Footloose

697 May 30 3

55 PM - 4

15 PM

Shelley, Julie

Author Information
Medicine & Science in Sports & Exercise: May 2018 - Volume 50 - Issue 5S - p 151
doi: 10.1249/01.mss.0000535585.85166.54
  • Free

HISTORY: A 27 year-old minor league baseball player presents to the ER with right ankle pain after sustaining an injury landing on first base. After hitting a ground ball, the player ran to first base and inverted his right ankle after stepping on the first baseman’s foot. He had immediate pain and an obvious deformity in the right ankle. He was not able to ambulate due to pain. He was neurovascularly intact. There was no obvious skin puncture. The patient’s right foot and ankle were immobilized on the field in a SAM splint, and the player was sent to the ER. He denied any previous injury to this ankle.

PHYSICAL EXAM: Examination of the right foot and ankle revealed an obvious deformity of right ankle without laceration or skin puncture. Patient was able to move all toes but unable to move the ankle due to pain. He was neurovascularly intact. Exam was limited due to pain.

DIFFERENTIAL DIAGNOSIS:

1. Subtalar Dislocation

2. Talonavicular Dislocation

3. Talus Fracture

4. Tibia Fracture

TEST AND RESULTS:

Right ankle and foot x-rays: Closed dislocation of the medial subtalar joint and talonavicular joint without obvious fracture.

FINAL/WORKING DIAGNOSIS:

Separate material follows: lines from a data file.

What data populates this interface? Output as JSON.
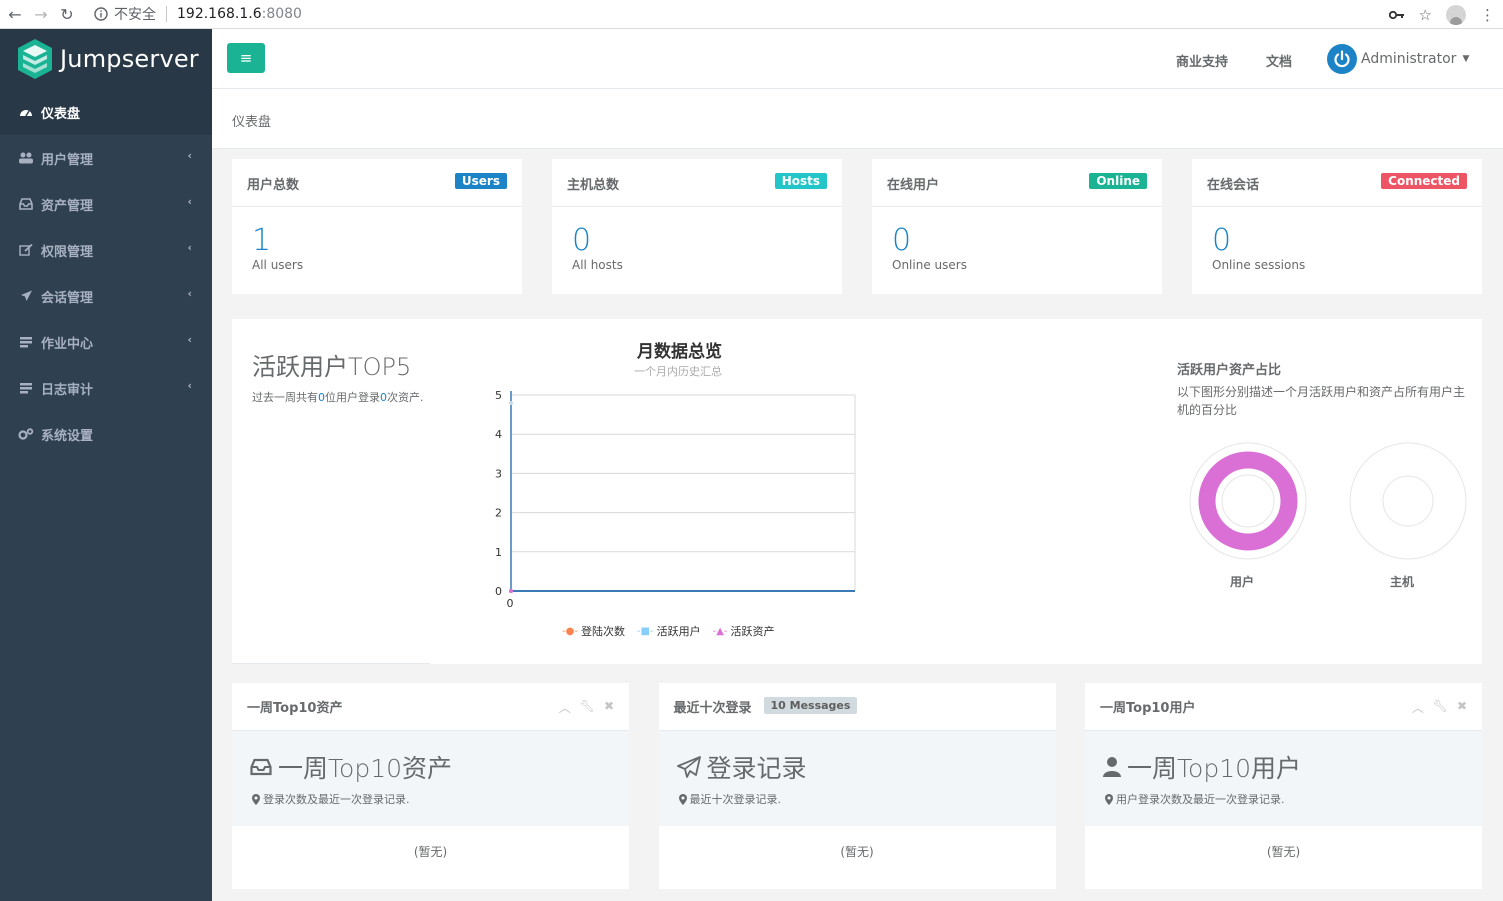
{
  "browser": {
    "security": "不安全",
    "url": "192.168.1.6",
    "port": ":8080"
  },
  "sidebar": {
    "logo": "Jumpserver",
    "items": [
      {
        "label": "仪表盘",
        "icon": "dashboard-icon",
        "active": true
      },
      {
        "label": "用户管理",
        "icon": "users-icon"
      },
      {
        "label": "资产管理",
        "icon": "inbox-icon"
      },
      {
        "label": "权限管理",
        "icon": "edit-icon"
      },
      {
        "label": "会话管理",
        "icon": "rocket-icon"
      },
      {
        "label": "作业中心",
        "icon": "tasks-icon"
      },
      {
        "label": "日志审计",
        "icon": "log-icon"
      },
      {
        "label": "系统设置",
        "icon": "gears-icon"
      }
    ],
    "caret": "‹"
  },
  "topbar": {
    "support": "商业支持",
    "docs": "文档",
    "user": "Administrator"
  },
  "breadcrumb": "仪表盘",
  "stats": [
    {
      "title": "用户总数",
      "badge": "Users",
      "value": "1",
      "sub": "All users",
      "color": "#1c84c6"
    },
    {
      "title": "主机总数",
      "badge": "Hosts",
      "value": "0",
      "sub": "All hosts",
      "color": "#23c6c8"
    },
    {
      "title": "在线用户",
      "badge": "Online",
      "value": "0",
      "sub": "Online users",
      "color": "#1ab394"
    },
    {
      "title": "在线会话",
      "badge": "Connected",
      "value": "0",
      "sub": "Online sessions",
      "color": "#ed5565"
    }
  ],
  "top5": {
    "title": "活跃用户TOP5",
    "desc_pre": "过去一周共有",
    "desc_users": "0",
    "desc_mid": "位用户登录",
    "desc_assets": "0",
    "desc_post": "次资产."
  },
  "chart_data": {
    "type": "line",
    "title": "月数据总览",
    "subtitle": "一个月内历史汇总",
    "categories": [
      "0"
    ],
    "series": [
      {
        "name": "登陆次数",
        "values": [
          0
        ],
        "color": "#f8834f"
      },
      {
        "name": "活跃用户",
        "values": [
          0
        ],
        "color": "#87cefa"
      },
      {
        "name": "活跃资产",
        "values": [
          0
        ],
        "color": "#da70d6"
      }
    ],
    "ylim": [
      0,
      5
    ],
    "yticks": [
      "0",
      "1",
      "2",
      "3",
      "4",
      "5"
    ],
    "grid": true,
    "legend": "bottom"
  },
  "ratio": {
    "title": "活跃用户资产占比",
    "desc": "以下图形分别描述一个月活跃用户和资产占所有用户主机的百分比",
    "donuts": [
      {
        "label": "用户",
        "color": "#da70d6"
      },
      {
        "label": "主机",
        "color": "#ffffff"
      }
    ]
  },
  "panels": [
    {
      "title": "一周Top10资产",
      "big": "一周Top10资产",
      "small": "登录次数及最近一次登录记录.",
      "empty": "(暂无)",
      "icon": "inbox-icon"
    },
    {
      "title": "最近十次登录",
      "badge": "10 Messages",
      "big": "登录记录",
      "small": "最近十次登录记录.",
      "empty": "(暂无)",
      "icon": "paper-plane-icon"
    },
    {
      "title": "一周Top10用户",
      "big": "一周Top10用户",
      "small": "用户登录次数及最近一次登录记录.",
      "empty": "(暂无)",
      "icon": "user-icon"
    }
  ]
}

Right Medial Subtalar dislocation, Talonavicular Dislocation, Talus Fracture

DISCUSSION: Consent was obtained, and the patient was taken to the OR for reduction under general anesthesia. After reduction of the right ankle, CT was performed which showed a successful reduction of the medial subtalar and talonavicular dislocations. The CT also revealed a nondisplaced fracture of the medial border of the talus. He was placed in a posterior splint and stirrup and made non-weightbearing. It was not determined why this relatively low impact mechanism caused such rare and significant injuries. Proper reduction was critical in this case to avoid future equinovarus deformity, ankylosis, or severe degenerative arthritis warranting further intervention.

OUTCOME: The patient was unable to play baseball for the remainder of the season. However, due to his successful reduction, he did not require further interventional treatment. He was transitioned to a short leg walking boot after being non-weightbearing for 6 weeks and participated in a physical therapy program to regain strength and function of his right ankle. His roster status was changed from “disabled” to “active” 8 weeks after his injury.

© 2018 American College of Sports Medicine